“We want love,” he once wrote, “but fear the dependence and commitment it implies; we fear being used and manipulated, smothered and spoiled.” Love’s demands revealed themselves immediately to the Canadian Catholic philosopher Jean Vanier when he invited two developmentally disabled men to live in his house near Paris in 1964. Fifty years later, Vanier’s L’Arche International is a network of nearly 150 homes in three dozen countries. There the severely disabled and their caregivers live in communities of faith, friendship and mutual responsibility through which, Vanier says, the beauty of each person is revealed. L’Arche received the 2014 Notre Dame Award for International Human Development and Solidarity in October at the University’s Global Gateway in Rome. The 86-year-old Vanier sent pre-recorded remarks as he was unable to travel from his home in France. . . .
Driving an “EV,” or electric vehicle, around campus just got easier. The University has installed four tall, slender charging stations for EVs and hybrids that look not unlike old-fashioned gas pumps — two near lamppost 7 in the stadium parking lot and two on the east side of the library lot. Special permits to use the stations cost just $25 annually, but you’ll need a valid University ID. Driving ranges for the best electric vehicles range from 70 to 100 miles between charges, while the snazzy Tesla Model S 85D may go nearly 300. . . .
Fans of Fighting Irish football and elegant living missed their chance to buy the home on South Bend’s East Wayne Street where Knute Rockne lived his last days. The Tudor-style house with round-arch doorways, wrought-iron bannisters and intricate stonework went on the market in September for $500,000 and was under contract at press time. But fear not: Days after that sale was announced, Frank Leahy’s former home at 3102 Miami Street, where the coach reportedly lived during the 1940s while winning all four of his national championship titles, went up for sale. The asking price? A mere $425,000. . . .
“[Clerical] celibacy should not be defended primarily as adding functional advantage (flexibility, financial freedom, etc.) to the priesthood, but as adding a dimension of solitude, of holy longing, even of strangeness.” — Rev. William Dailey, CSC, ’94, ’00M.Div, lecturer in law, as one of seven contributors to a “Room for Debate” conversation on The New York Times’ online opinion pages that asked how the Church would change if clerical marriage became more common. Read more online. . . .
One by one they went inside. Frank and Dan; Ara, Moose and Lou; by crane, by dolly, by careful escort. Knute simply shuffled around by the door.

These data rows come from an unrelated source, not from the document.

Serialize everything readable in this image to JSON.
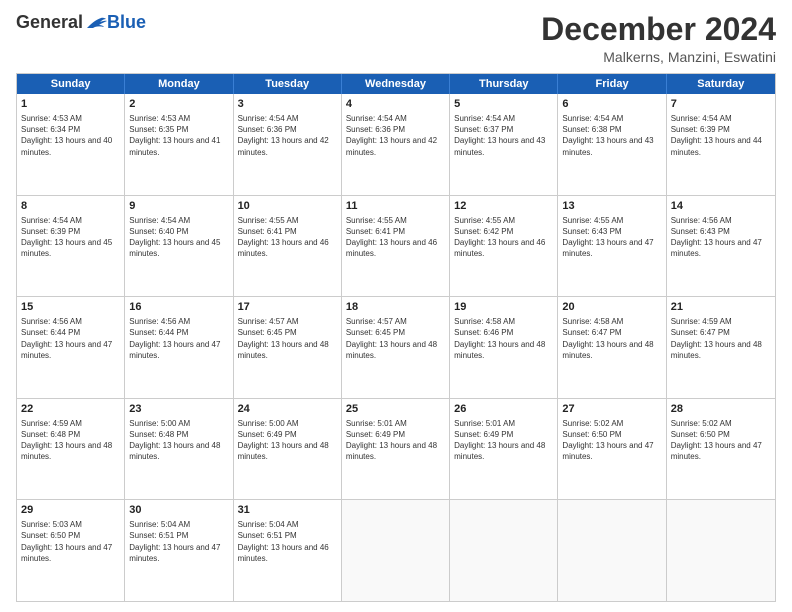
{
  "logo": {
    "general": "General",
    "blue": "Blue"
  },
  "header": {
    "month": "December 2024",
    "location": "Malkerns, Manzini, Eswatini"
  },
  "days": [
    "Sunday",
    "Monday",
    "Tuesday",
    "Wednesday",
    "Thursday",
    "Friday",
    "Saturday"
  ],
  "weeks": [
    [
      {
        "day": 1,
        "sunrise": "Sunrise: 4:53 AM",
        "sunset": "Sunset: 6:34 PM",
        "daylight": "Daylight: 13 hours and 40 minutes."
      },
      {
        "day": 2,
        "sunrise": "Sunrise: 4:53 AM",
        "sunset": "Sunset: 6:35 PM",
        "daylight": "Daylight: 13 hours and 41 minutes."
      },
      {
        "day": 3,
        "sunrise": "Sunrise: 4:54 AM",
        "sunset": "Sunset: 6:36 PM",
        "daylight": "Daylight: 13 hours and 42 minutes."
      },
      {
        "day": 4,
        "sunrise": "Sunrise: 4:54 AM",
        "sunset": "Sunset: 6:36 PM",
        "daylight": "Daylight: 13 hours and 42 minutes."
      },
      {
        "day": 5,
        "sunrise": "Sunrise: 4:54 AM",
        "sunset": "Sunset: 6:37 PM",
        "daylight": "Daylight: 13 hours and 43 minutes."
      },
      {
        "day": 6,
        "sunrise": "Sunrise: 4:54 AM",
        "sunset": "Sunset: 6:38 PM",
        "daylight": "Daylight: 13 hours and 43 minutes."
      },
      {
        "day": 7,
        "sunrise": "Sunrise: 4:54 AM",
        "sunset": "Sunset: 6:39 PM",
        "daylight": "Daylight: 13 hours and 44 minutes."
      }
    ],
    [
      {
        "day": 8,
        "sunrise": "Sunrise: 4:54 AM",
        "sunset": "Sunset: 6:39 PM",
        "daylight": "Daylight: 13 hours and 45 minutes."
      },
      {
        "day": 9,
        "sunrise": "Sunrise: 4:54 AM",
        "sunset": "Sunset: 6:40 PM",
        "daylight": "Daylight: 13 hours and 45 minutes."
      },
      {
        "day": 10,
        "sunrise": "Sunrise: 4:55 AM",
        "sunset": "Sunset: 6:41 PM",
        "daylight": "Daylight: 13 hours and 46 minutes."
      },
      {
        "day": 11,
        "sunrise": "Sunrise: 4:55 AM",
        "sunset": "Sunset: 6:41 PM",
        "daylight": "Daylight: 13 hours and 46 minutes."
      },
      {
        "day": 12,
        "sunrise": "Sunrise: 4:55 AM",
        "sunset": "Sunset: 6:42 PM",
        "daylight": "Daylight: 13 hours and 46 minutes."
      },
      {
        "day": 13,
        "sunrise": "Sunrise: 4:55 AM",
        "sunset": "Sunset: 6:43 PM",
        "daylight": "Daylight: 13 hours and 47 minutes."
      },
      {
        "day": 14,
        "sunrise": "Sunrise: 4:56 AM",
        "sunset": "Sunset: 6:43 PM",
        "daylight": "Daylight: 13 hours and 47 minutes."
      }
    ],
    [
      {
        "day": 15,
        "sunrise": "Sunrise: 4:56 AM",
        "sunset": "Sunset: 6:44 PM",
        "daylight": "Daylight: 13 hours and 47 minutes."
      },
      {
        "day": 16,
        "sunrise": "Sunrise: 4:56 AM",
        "sunset": "Sunset: 6:44 PM",
        "daylight": "Daylight: 13 hours and 47 minutes."
      },
      {
        "day": 17,
        "sunrise": "Sunrise: 4:57 AM",
        "sunset": "Sunset: 6:45 PM",
        "daylight": "Daylight: 13 hours and 48 minutes."
      },
      {
        "day": 18,
        "sunrise": "Sunrise: 4:57 AM",
        "sunset": "Sunset: 6:45 PM",
        "daylight": "Daylight: 13 hours and 48 minutes."
      },
      {
        "day": 19,
        "sunrise": "Sunrise: 4:58 AM",
        "sunset": "Sunset: 6:46 PM",
        "daylight": "Daylight: 13 hours and 48 minutes."
      },
      {
        "day": 20,
        "sunrise": "Sunrise: 4:58 AM",
        "sunset": "Sunset: 6:47 PM",
        "daylight": "Daylight: 13 hours and 48 minutes."
      },
      {
        "day": 21,
        "sunrise": "Sunrise: 4:59 AM",
        "sunset": "Sunset: 6:47 PM",
        "daylight": "Daylight: 13 hours and 48 minutes."
      }
    ],
    [
      {
        "day": 22,
        "sunrise": "Sunrise: 4:59 AM",
        "sunset": "Sunset: 6:48 PM",
        "daylight": "Daylight: 13 hours and 48 minutes."
      },
      {
        "day": 23,
        "sunrise": "Sunrise: 5:00 AM",
        "sunset": "Sunset: 6:48 PM",
        "daylight": "Daylight: 13 hours and 48 minutes."
      },
      {
        "day": 24,
        "sunrise": "Sunrise: 5:00 AM",
        "sunset": "Sunset: 6:49 PM",
        "daylight": "Daylight: 13 hours and 48 minutes."
      },
      {
        "day": 25,
        "sunrise": "Sunrise: 5:01 AM",
        "sunset": "Sunset: 6:49 PM",
        "daylight": "Daylight: 13 hours and 48 minutes."
      },
      {
        "day": 26,
        "sunrise": "Sunrise: 5:01 AM",
        "sunset": "Sunset: 6:49 PM",
        "daylight": "Daylight: 13 hours and 48 minutes."
      },
      {
        "day": 27,
        "sunrise": "Sunrise: 5:02 AM",
        "sunset": "Sunset: 6:50 PM",
        "daylight": "Daylight: 13 hours and 47 minutes."
      },
      {
        "day": 28,
        "sunrise": "Sunrise: 5:02 AM",
        "sunset": "Sunset: 6:50 PM",
        "daylight": "Daylight: 13 hours and 47 minutes."
      }
    ],
    [
      {
        "day": 29,
        "sunrise": "Sunrise: 5:03 AM",
        "sunset": "Sunset: 6:50 PM",
        "daylight": "Daylight: 13 hours and 47 minutes."
      },
      {
        "day": 30,
        "sunrise": "Sunrise: 5:04 AM",
        "sunset": "Sunset: 6:51 PM",
        "daylight": "Daylight: 13 hours and 47 minutes."
      },
      {
        "day": 31,
        "sunrise": "Sunrise: 5:04 AM",
        "sunset": "Sunset: 6:51 PM",
        "daylight": "Daylight: 13 hours and 46 minutes."
      },
      null,
      null,
      null,
      null
    ]
  ]
}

Once the orange construction fences went up around Notre Dame Stadium in October it was time to relocate those statues, the symbolic first act of the Campus Crossroads project that will see the erection of a new student center, music building and social science hall on the stadium’s west, south and east sides.
In addition to those six bronze icons of Fighting Irish athletics, workers also removed and transplanted 98 trees around campus. Even the Griffon, a gift from the late sculptor David Hayes ’53 that has stood outside the Snite Museum for a quarter-century, had to fly — by flatbed truck. Visitors to campus will recognize it on its new perch in the Notre Dame Sculpture Park.

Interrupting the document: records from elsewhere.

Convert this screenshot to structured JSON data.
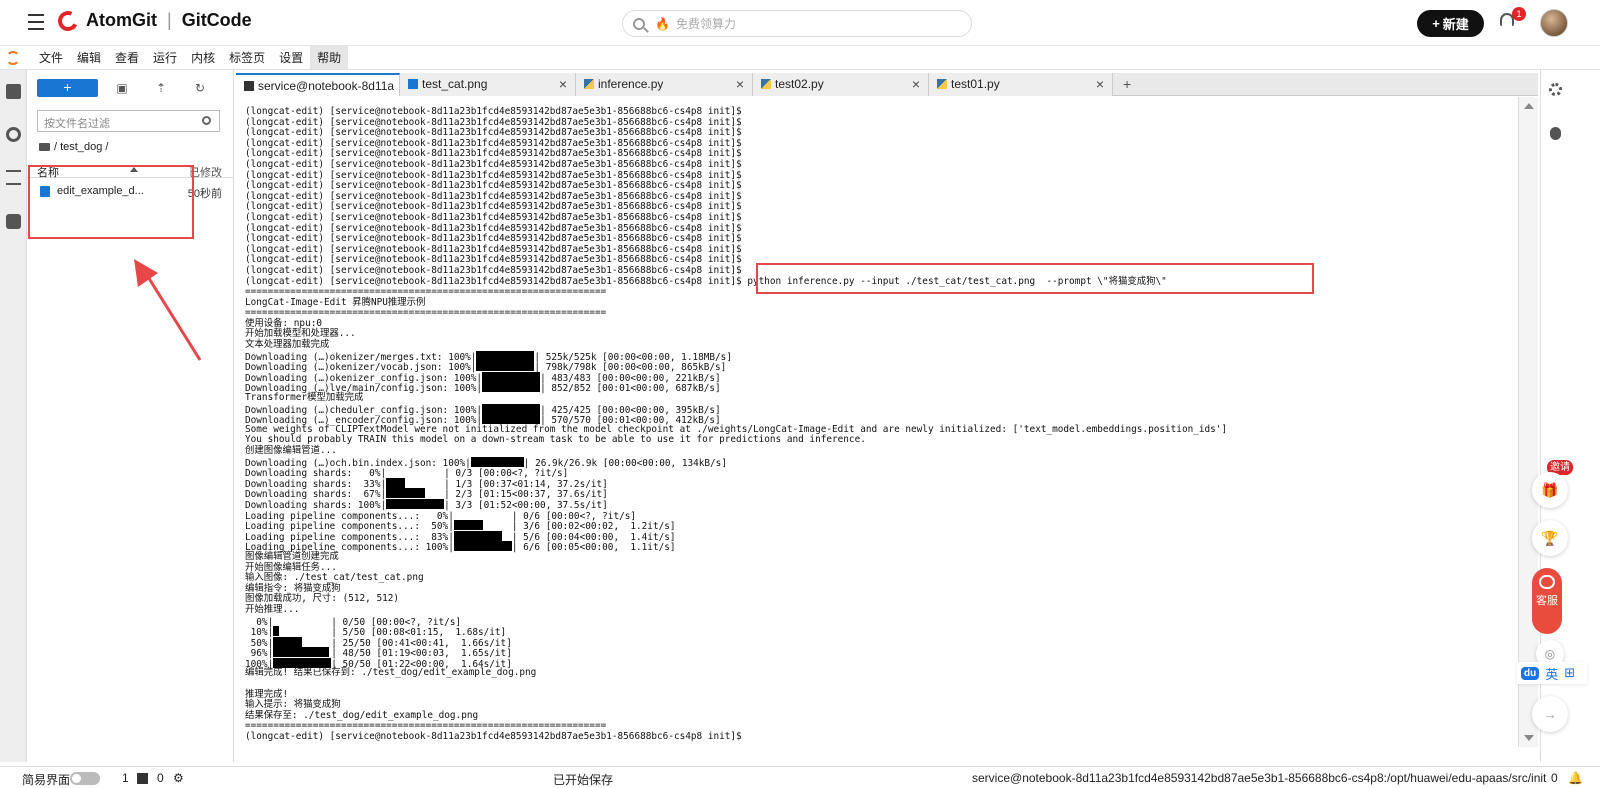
{
  "header": {
    "brand": "AtomGit",
    "product": "GitCode",
    "search_placeholder": "免费领算力",
    "new_label": "新建",
    "notification_count": "1"
  },
  "menu": {
    "items": [
      "文件",
      "编辑",
      "查看",
      "运行",
      "内核",
      "标签页",
      "设置",
      "帮助"
    ],
    "active": "帮助"
  },
  "filebrowser": {
    "filter_placeholder": "按文件名过滤",
    "path": "/ test_dog /",
    "col_name": "名称",
    "col_modified": "已修改",
    "rows": [
      {
        "name": "edit_example_d...",
        "modified": "50秒前"
      }
    ]
  },
  "tabs": [
    {
      "label": "service@notebook-8d11a2",
      "kind": "terminal",
      "active": true
    },
    {
      "label": "test_cat.png",
      "kind": "image",
      "active": false
    },
    {
      "label": "inference.py",
      "kind": "python",
      "active": false
    },
    {
      "label": "test02.py",
      "kind": "python",
      "active": false
    },
    {
      "label": "test01.py",
      "kind": "python",
      "active": false
    }
  ],
  "terminal": {
    "prompt": "(longcat-edit) [service@notebook-8d11a23b1fcd4e8593142bd87ae5e3b1-856688bc6-cs4p8 init]$",
    "command": " python inference.py --input ./test_cat/test_cat.png  --prompt \\\"将猫变成狗\\\"",
    "separator": "================================================================",
    "title": "LongCat-Image-Edit 昇腾NPU推理示例",
    "lines1": [
      "使用设备: npu:0",
      "开始加载模型和处理器...",
      "文本处理器加载完成"
    ],
    "downloads1": [
      {
        "label": "Downloading (…)okenizer/merges.txt: 100%",
        "stat": "| 525k/525k [00:00<00:00, 1.18MB/s]"
      },
      {
        "label": "Downloading (…)okenizer/vocab.json: 100%",
        "stat": "| 798k/798k [00:00<00:00, 865kB/s]"
      },
      {
        "label": "Downloading (…)okenizer_config.json: 100%",
        "stat": "| 483/483 [00:00<00:00, 221kB/s]"
      },
      {
        "label": "Downloading (…)lve/main/config.json: 100%",
        "stat": "| 852/852 [00:01<00:00, 687kB/s]"
      }
    ],
    "transformer_done": "Transformer模型加载完成",
    "downloads2": [
      {
        "label": "Downloading (…)cheduler_config.json: 100%",
        "stat": "| 425/425 [00:00<00:00, 395kB/s]"
      },
      {
        "label": "Downloading (…)_encoder/config.json: 100%",
        "stat": "| 570/570 [00:01<00:00, 412kB/s]"
      }
    ],
    "warn1": "Some weights of CLIPTextModel were not initialized from the model checkpoint at ./weights/LongCat-Image-Edit and are newly initialized: ['text_model.embeddings.position_ids']",
    "warn2": "You should probably TRAIN this model on a down-stream task to be able to use it for predictions and inference.",
    "create_pipeline": "创建图像编辑管道...",
    "download3": {
      "label": "Downloading (…)och.bin.index.json: 100%",
      "stat": "| 26.9k/26.9k [00:00<00:00, 134kB/s]"
    },
    "shards": [
      {
        "label": "Downloading shards:   0%",
        "stat": "| 0/3 [00:00<?, ?it/s]",
        "fill": 0
      },
      {
        "label": "Downloading shards:  33%",
        "stat": "| 1/3 [00:37<01:14, 37.2s/it]",
        "fill": 0.33
      },
      {
        "label": "Downloading shards:  67%",
        "stat": "| 2/3 [01:15<00:37, 37.6s/it]",
        "fill": 0.67
      },
      {
        "label": "Downloading shards: 100%",
        "stat": "| 3/3 [01:52<00:00, 37.5s/it]",
        "fill": 1
      }
    ],
    "pipeline": [
      {
        "label": "Loading pipeline components...:   0%",
        "stat": "| 0/6 [00:00<?, ?it/s]",
        "fill": 0
      },
      {
        "label": "Loading pipeline components...:  50%",
        "stat": "| 3/6 [00:02<00:02,  1.2it/s]",
        "fill": 0.5
      },
      {
        "label": "Loading pipeline components...:  83%",
        "stat": "| 5/6 [00:04<00:00,  1.4it/s]",
        "fill": 0.83
      },
      {
        "label": "Loading pipeline components...: 100%",
        "stat": "| 6/6 [00:05<00:00,  1.1it/s]",
        "fill": 1
      }
    ],
    "lines2": [
      "图像编辑管道创建完成",
      "开始图像编辑任务...",
      "输入图像: ./test_cat/test_cat.png",
      "编辑指令: 将猫变成狗",
      "图像加载成功, 尺寸: (512, 512)",
      "开始推理..."
    ],
    "infer": [
      {
        "label": "  0%",
        "stat": "| 0/50 [00:00<?, ?it/s]",
        "fill": 0
      },
      {
        "label": " 10%",
        "stat": "| 5/50 [00:08<01:15,  1.68s/it]",
        "fill": 0.1
      },
      {
        "label": " 50%",
        "stat": "| 25/50 [00:41<00:41,  1.66s/it]",
        "fill": 0.5
      },
      {
        "label": " 96%",
        "stat": "| 48/50 [01:19<00:03,  1.65s/it]",
        "fill": 0.96
      },
      {
        "label": "100%",
        "stat": "| 50/50 [01:22<00:00,  1.64s/it]",
        "fill": 1
      }
    ],
    "lines3": [
      "编辑完成! 结果已保存到: ./test_dog/edit_example_dog.png",
      "",
      "推理完成!",
      "输入提示: 将猫变成狗",
      "结果保存至: ./test_dog/edit_example_dog.png"
    ]
  },
  "widgets": {
    "invite": "邀请",
    "kefu": "客服",
    "ime_logo": "du",
    "ime_lang": "英",
    "ime_grid": "⊞"
  },
  "statusbar": {
    "simple_mode": "简易界面",
    "terminals": "1",
    "kernels": "0",
    "saved": "已开始保存",
    "path": "service@notebook-8d11a23b1fcd4e8593142bd87ae5e3b1-856688bc6-cs4p8:/opt/huawei/edu-apaas/src/init",
    "count": "0"
  }
}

Work on the Crossroads is expected to be completed in time for the fall semester of 2017.